Fatalities in wingsuit BASE jumping

Wilderness Environ Med. 2013 Dec;24(4):321-7. doi: 10.1016/j.wem.2013.06.010.


Objective: To analyze fatality data associated with wingsuit use in an international case series of fixed-object sport parachuting (BASE jumping) to identify incident and injury mechanisms and to form a basis for potential prevention measures and future safety recommendations.

Methods: A descriptive epidemiological study was performed of fatal injury events occurring in wingsuit BASE jumping. Fatalities (n = 180) were sequentially analyzed assessing human, equipment, and environmental factors from 1981 to 2011. Main outcome measures included descriptions of typical fatal incident and injury mechanisms.
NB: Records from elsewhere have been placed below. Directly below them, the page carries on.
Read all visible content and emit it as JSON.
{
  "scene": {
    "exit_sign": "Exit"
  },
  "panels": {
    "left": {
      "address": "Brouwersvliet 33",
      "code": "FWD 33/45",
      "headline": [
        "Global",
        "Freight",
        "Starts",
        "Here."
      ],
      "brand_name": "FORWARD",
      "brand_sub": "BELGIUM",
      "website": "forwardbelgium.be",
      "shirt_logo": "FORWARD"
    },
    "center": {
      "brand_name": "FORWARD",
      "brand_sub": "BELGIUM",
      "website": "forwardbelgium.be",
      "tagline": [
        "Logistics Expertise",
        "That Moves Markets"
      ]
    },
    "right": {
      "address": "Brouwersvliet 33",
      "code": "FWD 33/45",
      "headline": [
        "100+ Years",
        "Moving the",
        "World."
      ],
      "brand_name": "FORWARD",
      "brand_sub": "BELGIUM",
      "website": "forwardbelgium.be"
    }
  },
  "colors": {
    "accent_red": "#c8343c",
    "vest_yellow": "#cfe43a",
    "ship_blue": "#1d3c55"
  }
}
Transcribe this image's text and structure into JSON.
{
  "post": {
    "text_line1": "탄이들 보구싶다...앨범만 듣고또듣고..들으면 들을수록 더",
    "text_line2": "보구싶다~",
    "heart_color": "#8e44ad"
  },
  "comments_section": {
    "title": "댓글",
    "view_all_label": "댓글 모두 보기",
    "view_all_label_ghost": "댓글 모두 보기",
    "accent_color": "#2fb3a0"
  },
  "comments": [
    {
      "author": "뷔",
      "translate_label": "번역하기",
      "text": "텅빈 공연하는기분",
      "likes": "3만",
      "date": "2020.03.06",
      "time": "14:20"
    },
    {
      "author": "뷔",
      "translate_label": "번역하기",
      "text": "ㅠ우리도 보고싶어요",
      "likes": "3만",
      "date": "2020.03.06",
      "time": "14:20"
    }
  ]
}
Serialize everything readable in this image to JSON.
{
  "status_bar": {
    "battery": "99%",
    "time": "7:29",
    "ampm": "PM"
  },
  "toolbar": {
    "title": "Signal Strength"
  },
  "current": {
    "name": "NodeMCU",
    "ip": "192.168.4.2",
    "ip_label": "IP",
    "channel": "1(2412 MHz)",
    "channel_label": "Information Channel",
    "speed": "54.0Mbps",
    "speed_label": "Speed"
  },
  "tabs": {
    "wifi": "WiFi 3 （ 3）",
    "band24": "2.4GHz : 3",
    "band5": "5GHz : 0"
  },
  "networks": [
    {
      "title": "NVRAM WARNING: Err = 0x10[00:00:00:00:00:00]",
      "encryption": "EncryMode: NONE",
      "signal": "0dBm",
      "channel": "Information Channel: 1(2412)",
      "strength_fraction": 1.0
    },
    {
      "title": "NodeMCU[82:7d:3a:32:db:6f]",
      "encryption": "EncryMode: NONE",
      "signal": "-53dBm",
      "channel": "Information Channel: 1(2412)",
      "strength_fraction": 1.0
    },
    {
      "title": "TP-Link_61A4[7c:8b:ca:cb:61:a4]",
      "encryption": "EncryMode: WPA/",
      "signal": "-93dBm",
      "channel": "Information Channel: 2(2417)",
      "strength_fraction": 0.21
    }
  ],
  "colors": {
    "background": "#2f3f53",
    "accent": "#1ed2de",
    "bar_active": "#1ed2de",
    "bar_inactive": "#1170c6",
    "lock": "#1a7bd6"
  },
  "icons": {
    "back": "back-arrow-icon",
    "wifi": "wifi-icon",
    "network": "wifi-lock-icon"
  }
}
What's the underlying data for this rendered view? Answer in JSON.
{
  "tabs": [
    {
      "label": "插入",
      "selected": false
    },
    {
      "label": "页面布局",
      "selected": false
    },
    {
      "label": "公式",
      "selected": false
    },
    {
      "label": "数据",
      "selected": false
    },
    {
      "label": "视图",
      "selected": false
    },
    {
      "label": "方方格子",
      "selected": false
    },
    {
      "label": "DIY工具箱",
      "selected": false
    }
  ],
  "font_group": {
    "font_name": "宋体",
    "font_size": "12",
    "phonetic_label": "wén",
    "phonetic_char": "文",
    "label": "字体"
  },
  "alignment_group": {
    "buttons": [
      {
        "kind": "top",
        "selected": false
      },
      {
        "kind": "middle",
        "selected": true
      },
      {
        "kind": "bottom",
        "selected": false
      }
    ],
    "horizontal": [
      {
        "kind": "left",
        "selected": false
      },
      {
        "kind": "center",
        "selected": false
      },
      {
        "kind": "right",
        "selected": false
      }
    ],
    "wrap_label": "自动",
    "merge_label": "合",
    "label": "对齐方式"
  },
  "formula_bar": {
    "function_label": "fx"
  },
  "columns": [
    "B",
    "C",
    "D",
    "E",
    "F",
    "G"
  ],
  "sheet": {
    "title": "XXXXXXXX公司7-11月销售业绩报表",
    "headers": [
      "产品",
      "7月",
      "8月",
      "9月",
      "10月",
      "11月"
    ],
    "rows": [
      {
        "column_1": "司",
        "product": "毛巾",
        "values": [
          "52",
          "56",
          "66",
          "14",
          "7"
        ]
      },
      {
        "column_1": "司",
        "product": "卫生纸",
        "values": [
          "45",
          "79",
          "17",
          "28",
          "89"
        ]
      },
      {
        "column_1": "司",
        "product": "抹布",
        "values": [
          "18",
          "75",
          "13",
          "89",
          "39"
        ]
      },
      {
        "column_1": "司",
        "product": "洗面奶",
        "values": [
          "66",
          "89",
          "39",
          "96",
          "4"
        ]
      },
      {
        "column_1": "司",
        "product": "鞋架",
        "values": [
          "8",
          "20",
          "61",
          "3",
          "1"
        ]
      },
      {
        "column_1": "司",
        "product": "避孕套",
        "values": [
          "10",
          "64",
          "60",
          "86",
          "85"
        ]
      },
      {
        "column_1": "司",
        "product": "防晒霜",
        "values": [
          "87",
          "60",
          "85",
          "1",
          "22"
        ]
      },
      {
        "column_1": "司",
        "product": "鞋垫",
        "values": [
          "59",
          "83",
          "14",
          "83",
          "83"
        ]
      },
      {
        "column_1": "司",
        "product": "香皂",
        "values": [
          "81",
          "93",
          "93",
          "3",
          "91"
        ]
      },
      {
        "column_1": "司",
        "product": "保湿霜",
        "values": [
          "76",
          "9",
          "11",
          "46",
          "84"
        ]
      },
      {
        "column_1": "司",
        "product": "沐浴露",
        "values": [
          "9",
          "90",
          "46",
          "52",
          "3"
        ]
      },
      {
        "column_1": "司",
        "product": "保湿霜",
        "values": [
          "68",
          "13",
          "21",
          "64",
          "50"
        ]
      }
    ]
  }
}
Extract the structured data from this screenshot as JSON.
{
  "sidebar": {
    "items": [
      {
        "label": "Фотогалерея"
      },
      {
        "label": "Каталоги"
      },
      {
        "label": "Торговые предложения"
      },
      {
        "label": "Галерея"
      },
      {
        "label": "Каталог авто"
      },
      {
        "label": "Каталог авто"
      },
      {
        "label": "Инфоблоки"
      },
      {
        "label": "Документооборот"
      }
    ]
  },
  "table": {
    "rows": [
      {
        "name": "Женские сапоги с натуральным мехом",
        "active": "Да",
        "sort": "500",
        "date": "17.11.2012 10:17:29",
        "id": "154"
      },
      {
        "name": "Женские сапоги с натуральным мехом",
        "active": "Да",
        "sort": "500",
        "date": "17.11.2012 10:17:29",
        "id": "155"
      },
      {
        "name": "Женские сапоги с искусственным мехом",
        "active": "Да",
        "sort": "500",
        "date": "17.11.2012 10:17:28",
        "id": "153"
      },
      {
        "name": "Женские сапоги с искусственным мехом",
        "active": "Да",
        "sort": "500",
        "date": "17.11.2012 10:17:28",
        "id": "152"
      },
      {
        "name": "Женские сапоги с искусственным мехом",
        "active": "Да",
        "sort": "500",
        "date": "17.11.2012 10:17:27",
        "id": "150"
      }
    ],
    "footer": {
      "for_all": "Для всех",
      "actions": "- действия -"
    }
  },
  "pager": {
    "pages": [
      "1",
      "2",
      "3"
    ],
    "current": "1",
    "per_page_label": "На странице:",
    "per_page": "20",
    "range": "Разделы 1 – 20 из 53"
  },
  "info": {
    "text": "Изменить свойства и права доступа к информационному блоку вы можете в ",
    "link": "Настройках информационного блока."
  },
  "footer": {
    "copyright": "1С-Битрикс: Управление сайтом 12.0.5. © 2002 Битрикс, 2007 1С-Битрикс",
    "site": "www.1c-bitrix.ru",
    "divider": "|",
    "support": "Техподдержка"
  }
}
Results: Of the 180 fatal events, 39 (22%) were related to use of wingsuits; 38 (97%) launched from cliffs and 1 (3%) from a building. Of the 39 fatalities, 19 (49%) were caused from cliff strikes, 18 (46%) from ground impact, and 1 (3%) from a building strike. Thirty-eight (97%) of the fatalities were male. During 2002 to 2007 there was a total of 61 BASE jumping deaths, 10 (16%) of which were related to the use of wingsuits, whereas during 2008 to 2011 there was a total 59 fatal events, of which 29 (49%) were related to the use of wingsuits. Seventeen fatalities (39%) were attributed to wingsuit path miscalculation. In the first 8 months of 2013, 17 of 19 (90%) fatalities were wingsuit related. Most fatalities occurred between April and October, reflecting a seasonal increase in activity in the northern hemisphere summer.

Conclusions: Wingsuit-related BASE jump fatalities appear to be increasing as wingsuit BASE jumping increases in popularity. Most fatalities are attributed to cliff or ground impact, and are mostly the result of flying path miscalculation.

Keywords: BASE jumping; fatalities; sport parachuting; wingsuit.

MeSH terms

  • Athletic Injuries / etiology*
  • Athletic Injuries / mortality*
  • Athletic Injuries / prevention & control
  • Cause of Death
  • Female
  • Humans
  • Incidence
  • Male
  • Risk Factors
  • Safety
  • Sports
  • Sports Equipment / adverse effects